Let's look at this glorious place a little closer. As it was mentioned in the post about Boston – the Harvard College was opened almost immediately after the city was founded by colonists, it happened in 1636. In 1639 the College was named Harvard in honor of the missionary, the young clergyman John Harvard, who, it turns out, was not the founder of the College, but rather was its patron, donating to the College half of his fortune and personal library (about 400 books).
Initially, it happened so that most of the College students were the clergy, but in 1643, the English aristocrat Ann Radcliffe had created a Fund to support research and this was the beginning of 'reforms'. Almost all the 18th century, the curriculum was becoming more secular and the College itself was recognized as a Central cultural institution among the elites of Boston .
In 1780 is found the first official mention of Harvard College as University. In the 19th century the university developed, the schools of professional education were created. In the late 19th century the President of the College Charles Elliot carried out reforms of the University and its dependent schools, as a result of these changes was established known to us centralized research university. It is worth noting that these reforms have affected to the entire education system in the U.S., and Harvard University became one of the founders of the Association of American Universities.
September 1836 alumni procession, the First Parish Meeting House to the Pavilion. Drawing by Eliza Susan Quincy, daughter of Harvard President Josiah Quincy. Harvard University has the largest endowment in the world among non-profit organizations – about 27 billion dollars.
The University consists of 10 faculties and the Radcliffe Institute for Advanced Study. The campuses are scattered throughout Boston, and the head campus with the main buildings is located on 85 acres of land in Cambridge , and is called 'Harvard Yard'.
Image: Harvard Archives Harvard University employs more than 2 thousand teachers, about 7 thousand students and about 14 and a half thousand holders of a master's degree, graduate students and doctoral candidates.
Among the graduates of Harvard were 8 presidents of the USA, 49 Nobel Prize winners, 36 winners of the Pulitzer Prize. Harvard is in first place in the US (and I think in the world) by the number of graduates-billionaires.
The administration of Harvard (1972).
Also in the Harvard University is well-developed the system not only of hostels, but also of 'houses' (yes, like in the movie 'Van Wilder', 'American Pie' and others of that ilk).
The University provides students with housing in dormitories on campus or near the Harvard Yard, and those students who have some achievements, live in 'houses'. These are completely different structures of the University.
Allegedly living in the 'house' not only raises the status of a student, but also enables the student to get more 'tasty' job offer. In addition, the rivalry of the houses is not a myth – a friendly rivalry between them really exist.

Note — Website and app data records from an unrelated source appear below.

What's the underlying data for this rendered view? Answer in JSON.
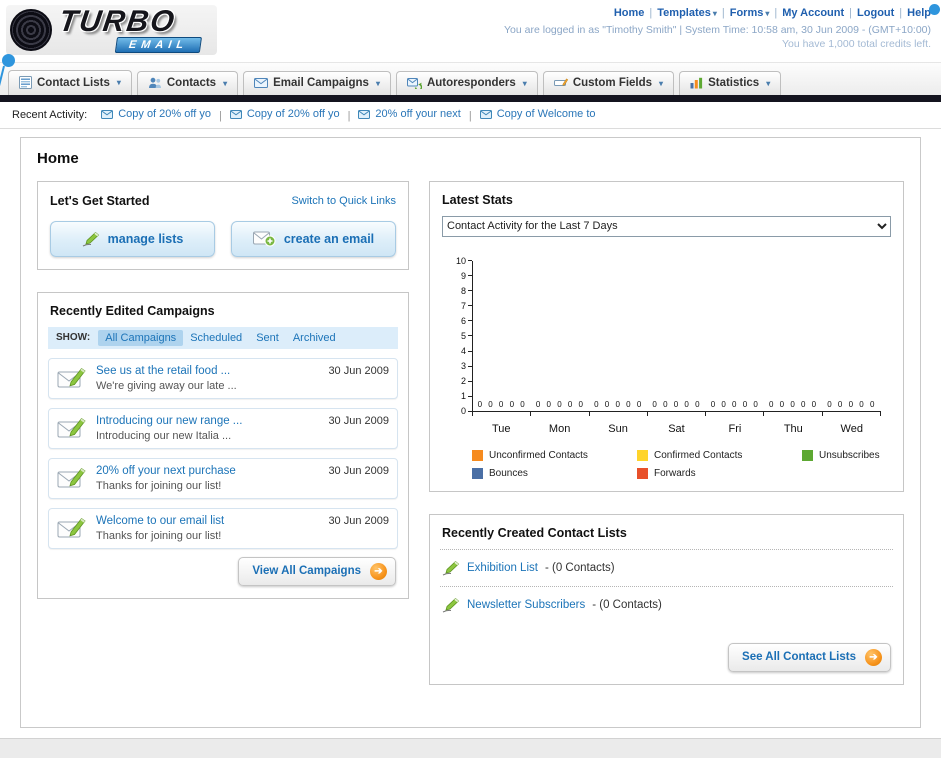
{
  "ui": {
    "caret": "▾",
    "separator": "|",
    "arrow": "➔"
  },
  "header": {
    "logo": {
      "line1": "TURBO",
      "line2": "EMAIL"
    },
    "top_links": [
      {
        "label": "Home",
        "dropdown": false
      },
      {
        "label": "Templates",
        "dropdown": true
      },
      {
        "label": "Forms",
        "dropdown": true
      },
      {
        "label": "My Account",
        "dropdown": false
      },
      {
        "label": "Logout",
        "dropdown": false
      },
      {
        "label": "Help",
        "dropdown": false
      }
    ],
    "login_line1": "You are logged in as \"Timothy Smith\" | System Time: 10:58 am, 30 Jun 2009 - (GMT+10:00)",
    "login_line2": "You have 1,000 total credits left."
  },
  "nav": {
    "tabs": [
      {
        "label": "Contact Lists",
        "icon": "contact-lists"
      },
      {
        "label": "Contacts",
        "icon": "contacts"
      },
      {
        "label": "Email Campaigns",
        "icon": "email-campaigns"
      },
      {
        "label": "Autoresponders",
        "icon": "autoresponders"
      },
      {
        "label": "Custom Fields",
        "icon": "custom-fields"
      },
      {
        "label": "Statistics",
        "icon": "statistics"
      }
    ]
  },
  "recent_activity": {
    "label": "Recent Activity:",
    "items": [
      "Copy of 20% off yo",
      "Copy of 20% off yo",
      "20% off your next",
      "Copy of Welcome to"
    ]
  },
  "main": {
    "title": "Home"
  },
  "get_started": {
    "title": "Let's Get Started",
    "switch_link": "Switch to Quick Links",
    "manage_lists_label": "manage lists",
    "create_email_label": "create an email"
  },
  "campaigns": {
    "title": "Recently Edited Campaigns",
    "show_label": "SHOW:",
    "filters": [
      "All Campaigns",
      "Scheduled",
      "Sent",
      "Archived"
    ],
    "active_filter": "All Campaigns",
    "items": [
      {
        "title": "See us at the retail food ...",
        "subtitle": "We're giving away our late ...",
        "date": "30 Jun 2009"
      },
      {
        "title": "Introducing our new range ...",
        "subtitle": "Introducing our new Italia ...",
        "date": "30 Jun 2009"
      },
      {
        "title": "20% off your next purchase",
        "subtitle": "Thanks for joining our list!",
        "date": "30 Jun 2009"
      },
      {
        "title": "Welcome to our email list",
        "subtitle": "Thanks for joining our list!",
        "date": "30 Jun 2009"
      }
    ],
    "view_all_label": "View All Campaigns"
  },
  "stats": {
    "title": "Latest Stats",
    "dropdown_value": "Contact Activity for the Last 7 Days"
  },
  "chart_data": {
    "type": "bar",
    "title": "Contact Activity for the Last 7 Days",
    "categories": [
      "Tue",
      "Mon",
      "Sun",
      "Sat",
      "Fri",
      "Thu",
      "Wed"
    ],
    "series": [
      {
        "name": "Unconfirmed Contacts",
        "color": "#f68b1f",
        "values": [
          0,
          0,
          0,
          0,
          0,
          0,
          0
        ]
      },
      {
        "name": "Confirmed Contacts",
        "color": "#ffd42a",
        "values": [
          0,
          0,
          0,
          0,
          0,
          0,
          0
        ]
      },
      {
        "name": "Unsubscribes",
        "color": "#5da832",
        "values": [
          0,
          0,
          0,
          0,
          0,
          0,
          0
        ]
      },
      {
        "name": "Bounces",
        "color": "#4a6fa5",
        "values": [
          0,
          0,
          0,
          0,
          0,
          0,
          0
        ]
      },
      {
        "name": "Forwards",
        "color": "#e8502a",
        "values": [
          0,
          0,
          0,
          0,
          0,
          0,
          0
        ]
      }
    ],
    "ylim": [
      0,
      10
    ],
    "y_ticks": [
      0,
      1,
      2,
      3,
      4,
      5,
      6,
      7,
      8,
      9,
      10
    ],
    "grid": false,
    "legend_position": "bottom"
  },
  "contact_lists": {
    "title": "Recently Created Contact Lists",
    "items": [
      {
        "name": "Exhibition List",
        "count_text": "- (0 Contacts)"
      },
      {
        "name": "Newsletter Subscribers",
        "count_text": "- (0 Contacts)"
      }
    ],
    "see_all_label": "See All Contact Lists"
  }
}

Altogether there are 13 houses in Harvard: 12 residential and one administrative. Each house has a name and is named after a famous figure, President, graduate, or Harvard sponsor.
Photo: Dunster House.

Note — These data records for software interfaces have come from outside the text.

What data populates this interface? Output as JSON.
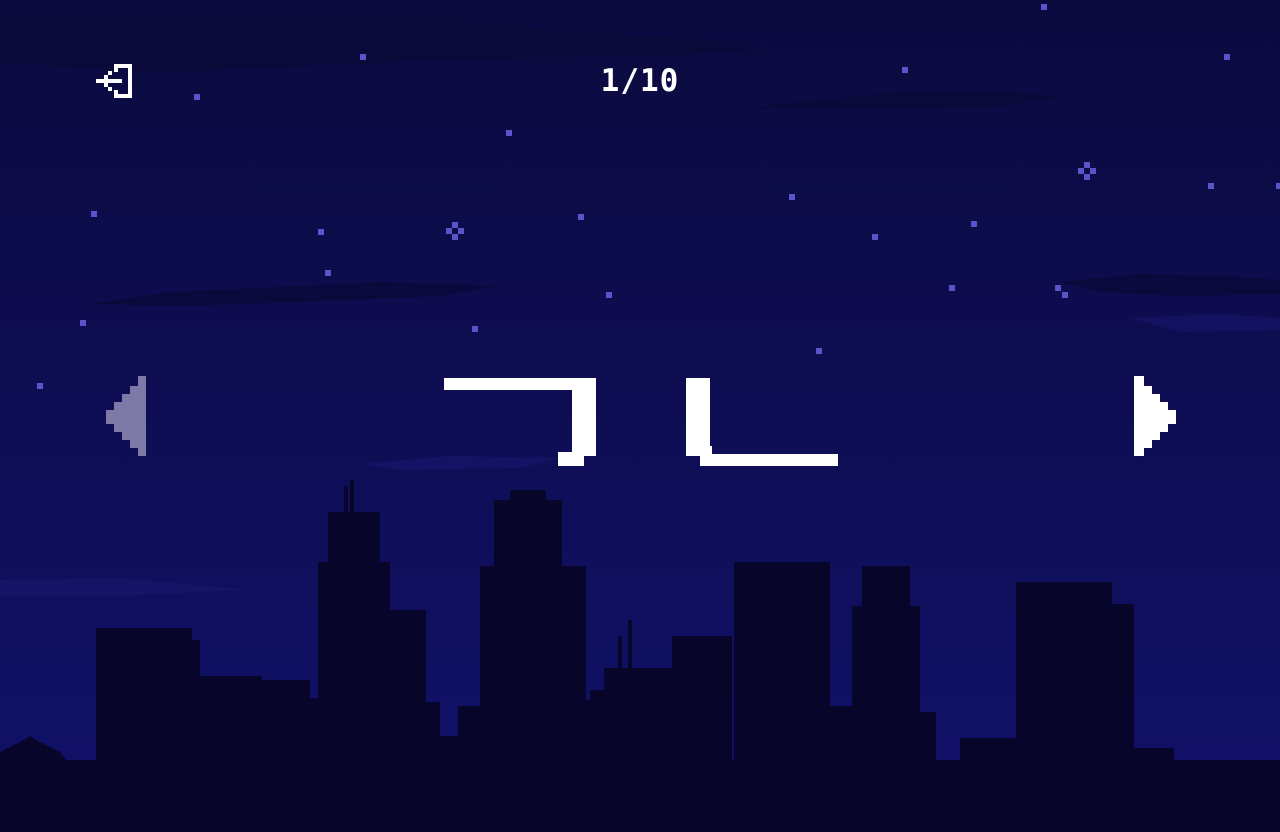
{
  "hud": {
    "counter": "1/10",
    "exit_icon": "exit-door-icon"
  },
  "navigation": {
    "prev_icon": "triangle-left-icon",
    "prev_state": "disabled",
    "next_icon": "triangle-right-icon",
    "next_state": "enabled"
  },
  "card": {
    "glyph_icon": "hangul-glyph-icon"
  },
  "colors": {
    "sky_top": "#0b0a3e",
    "sky_bottom": "#12106a",
    "star": "#5b53c9",
    "skyline": "#07062a",
    "text": "#ffffff",
    "disabled_arrow": "#7d7aa8"
  }
}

Several interesting facts about Harvard University :
For a long time at the bell tower at Lowell House were the bells of St. Daniel Monastery, which were sold to the University by the Soviet authorities in the 1930s. In 2007, the bells returned to the monastery, and Harvard was given a copy. In the picture is Lowell House itself.

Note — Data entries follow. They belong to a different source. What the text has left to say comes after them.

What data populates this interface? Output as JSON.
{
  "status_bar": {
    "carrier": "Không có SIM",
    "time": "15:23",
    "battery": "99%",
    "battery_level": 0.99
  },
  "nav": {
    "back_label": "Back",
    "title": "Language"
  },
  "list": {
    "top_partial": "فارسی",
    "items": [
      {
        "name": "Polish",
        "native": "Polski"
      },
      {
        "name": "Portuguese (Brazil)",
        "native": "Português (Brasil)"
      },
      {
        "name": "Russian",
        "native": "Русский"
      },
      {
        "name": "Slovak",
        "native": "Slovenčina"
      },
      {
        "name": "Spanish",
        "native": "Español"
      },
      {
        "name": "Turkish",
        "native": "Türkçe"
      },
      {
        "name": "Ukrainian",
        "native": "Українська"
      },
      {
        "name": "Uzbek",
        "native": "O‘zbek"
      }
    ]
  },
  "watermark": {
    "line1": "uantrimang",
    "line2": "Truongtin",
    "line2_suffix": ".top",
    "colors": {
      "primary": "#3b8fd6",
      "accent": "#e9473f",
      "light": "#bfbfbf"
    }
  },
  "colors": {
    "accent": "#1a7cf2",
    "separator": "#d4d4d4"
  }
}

In Harvard Yard there is a statue of John Harvard. On the pedestal is written: John Harvard, founder, 1638. Among people, this monument is called the 'Monument of three lies'. As we've said above – Harvard is not the founder of the University and the University was founded in 1636, not in 1638. The third lie is that depicted person is not Harvard, but the University student Sherman Mountains who was chosen as the model of the sculptor. Such a funny monument.
There is a belief that students can pass through the Johnston Gate only twice – at the beginning of study and after graduation (there is no the third way). Therefore, according to tradition, these gates are usually closed during the time of study, and it is the main gate of the University. It's interesting, when traditions are venerated on such a level.
We went to Harvard early in the morning on the Boston subway. Views of Boston from the windows of the subway.